The bulk of my programming experience has been with C++ and (shudder) FORTRAN (I'm a scientist not a programmer as such, but I do my best). I've recently started using python extensively and find it great. However, I just spent a frustrating few hours tracking down a bug that turned out to be caused by me creating a new object member in a function, i.e.
def some_func(self): self.some_info = list()
but, I had already created elsewhere the member
some_info for this object for a different purpose, so bad things obviously happened later on, but it was tricky to track back to here.
Now obviously in a language like C++ this is impossible to do, since you can't just create object members on the fly. Because I'm used to the language taking care of this, I don't have a well developed procedural discipline to prevent me abusing the freedom that python (and other dynamically typed languages) provides.

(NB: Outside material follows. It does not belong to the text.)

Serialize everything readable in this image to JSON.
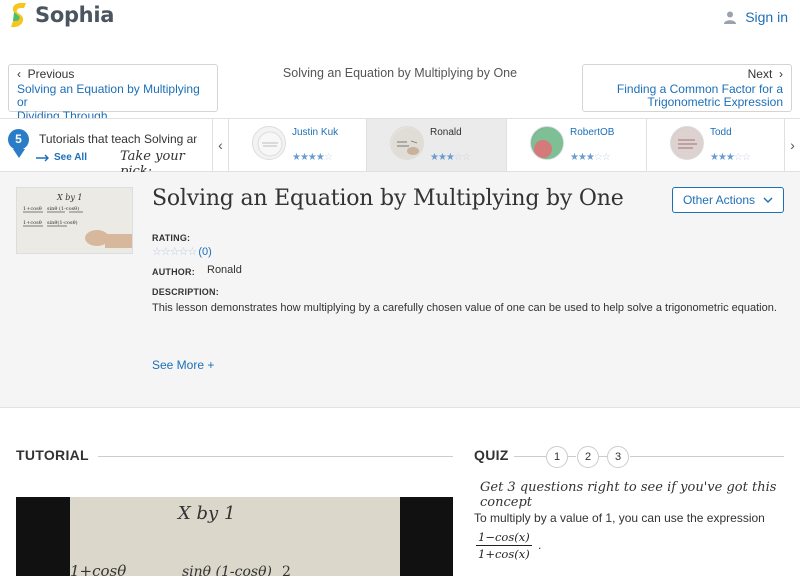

So what is the best way to prevent this kind of mistake when using languages like python?